But while the fiscal crisis is real—for the schools and everyone else—it’s also chronic.
Also not new: The district’s academic struggles. The district has only three schools currently meeting federal standards, and its high school graduation rate hovers at an unacceptable 60 percent, according to the state.
What is new, however, is the uptick in community awareness and involvement. The school board’s decision last spring to close Larragoite, Kaune and Alvord elementary schools, followed by its now-reversed decision to consolidate Acequia Madre with Atalaya, galvanized parents and community members. Contentious and divisive meetings on the issue revealed in the interstices the opportunities the district has for greater transparency in its decision-making and broader involvement by the community to carve out real reform and improvements.
SFR interviewed the seven candidates seeking the tough job of serving on the school board, and asked them to characterize the district’s administration, to evaluate how the district allocates its financial resources and to brainstorm how they would move forward.
SFR’s picks were made with an eye toward those candidates who believe that significant change to the status quo is needed for the Santa Fe Public Schools. All expressed commitment to finding ways to promote smaller learning environments for Santa Fe’s students, and greater community involvement and transparency.
Voters can signal their commitment to the schools by turning out to the polls. Three seats in Districts 1, 2 and 4 are up on Feb. 1 and the winners will join Districts 3 and 5 members Barbara Gudwin and Frank Montaño to steer the schools in what will hopefully be a new and inspiring era for local education.
District 1 (Chaparral, EJ Martinez, Kaune, Piñon, Capshaw and Santa Fe High)
SFR Pick: Steven Carrillo
Incumbent Mary Ellen Gonzales faces two challengers for District 1. Both Carl Luff and Steven Carrillo bring impressive ideas and energy to this race. Luff is a certified public accountant, whose service on the district’s Audit Committee and as chairman of Partners in Education demonstrates his commitment to the schools. We were most impressed, however, by Carrillo’s passion in his campaign, and his focus on reform.

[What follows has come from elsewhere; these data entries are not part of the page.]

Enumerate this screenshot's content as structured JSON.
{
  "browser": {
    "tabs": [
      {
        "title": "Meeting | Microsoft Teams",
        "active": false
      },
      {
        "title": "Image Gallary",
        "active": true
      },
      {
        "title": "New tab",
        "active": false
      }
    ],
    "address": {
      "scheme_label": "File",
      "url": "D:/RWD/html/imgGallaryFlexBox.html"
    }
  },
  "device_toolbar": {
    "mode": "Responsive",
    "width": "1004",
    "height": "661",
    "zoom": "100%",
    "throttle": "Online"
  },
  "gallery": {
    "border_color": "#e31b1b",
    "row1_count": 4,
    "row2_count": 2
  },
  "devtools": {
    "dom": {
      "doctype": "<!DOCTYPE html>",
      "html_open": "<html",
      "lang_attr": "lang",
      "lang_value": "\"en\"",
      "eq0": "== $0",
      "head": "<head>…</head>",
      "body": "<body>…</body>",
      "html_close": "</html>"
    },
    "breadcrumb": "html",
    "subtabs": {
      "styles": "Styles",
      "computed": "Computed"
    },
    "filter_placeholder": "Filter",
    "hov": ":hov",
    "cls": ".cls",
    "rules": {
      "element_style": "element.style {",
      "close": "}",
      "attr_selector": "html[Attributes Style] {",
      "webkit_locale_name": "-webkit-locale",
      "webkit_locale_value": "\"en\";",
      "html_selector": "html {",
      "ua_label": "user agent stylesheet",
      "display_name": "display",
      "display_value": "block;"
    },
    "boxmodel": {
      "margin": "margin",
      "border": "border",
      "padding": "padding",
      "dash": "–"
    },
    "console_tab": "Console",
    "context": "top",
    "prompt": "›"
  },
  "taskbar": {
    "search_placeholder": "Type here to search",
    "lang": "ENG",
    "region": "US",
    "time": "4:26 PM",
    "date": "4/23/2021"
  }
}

Carrillo has a variety of ideas for improving efficiency in the district—from cutting administrative costs to improving actual energy efficiency. He also questions the top-down administration of school policies, and believes the schools themselves need more autonomy. The parent of a public school student, Carrillo places the emphasis in the educational discourse where it should be: on students and teachers, stakeholders who need a voice on the board. While incumbent Mary Ellen Gonzales is knowledgeable about the district, we do not believe she is sufficiently critical of its shortcomings, an important factor that will be needed to oversee meaningful change.
District 2 (Acequia Madre, Atalaya, El Dorado and Wood Gormley)
SFR Pick: Glenn Wikle
Melissa Coleman, Donado “Cove” Coviello and Glenn Wikle all are vying to replace board member Richard Polese, who is not seeking re-election. Coleman, an active Atalaya Elementary parent, is knowledgeable about and committed to the financial and academic challenges of the district. Coviello has an unabashed “take no prisoners” attitude to politics in general that always makes for a lively discussion, and should be commended for his emphasis on increasing voter turnout.
Wikle, however, is the full package. He’s an active and knowledgeable parent, who also possesses a big-picture view of the challenges and possibilities for educational reform. He seeks to evaluate how the district allocates its money and resources, with an eye toward “working smarter.” Most importantly, he has identified “complacency” as one of the greatest challenges the next board needs to vigorously counter with new ideas and guts.
A founding board member of Tierra Encantada Charter School, Wikle also has worked as a science mentor in the schools. We believe his diverse experience with the district, complemented by his vigor to reform expectations, makes him the best choice in this competitive race.
District 4 (Agua Fria, César Chavez, Sweeney, Ramirez Thomas, Nye Early Childhood Center, Ortiz and Capital High)
SFR Pick: Linda Trujillo
Lawyer Linda Trujillo is actually unopposed—a previous candidate, Jason Romero, dropped out and has endorsed her. Romero’s name, however, will still appear on the ballot. District 4 voters should definitively choose Trujillo on election day, as she is the only candidate and an impressive one. Trujillo’s focus is on the need for greater community involvement, and a desire to transform schools into the center of the community. Trujillo has worked with AmeriCorps and Head Start, as well as in several top administrative positions for the State of New Mexico. Her commitment to re-envisoning schools as a community resource strikes the right note during this time of strife for the schools, and her professionalism will help enhance the actions of the board itself.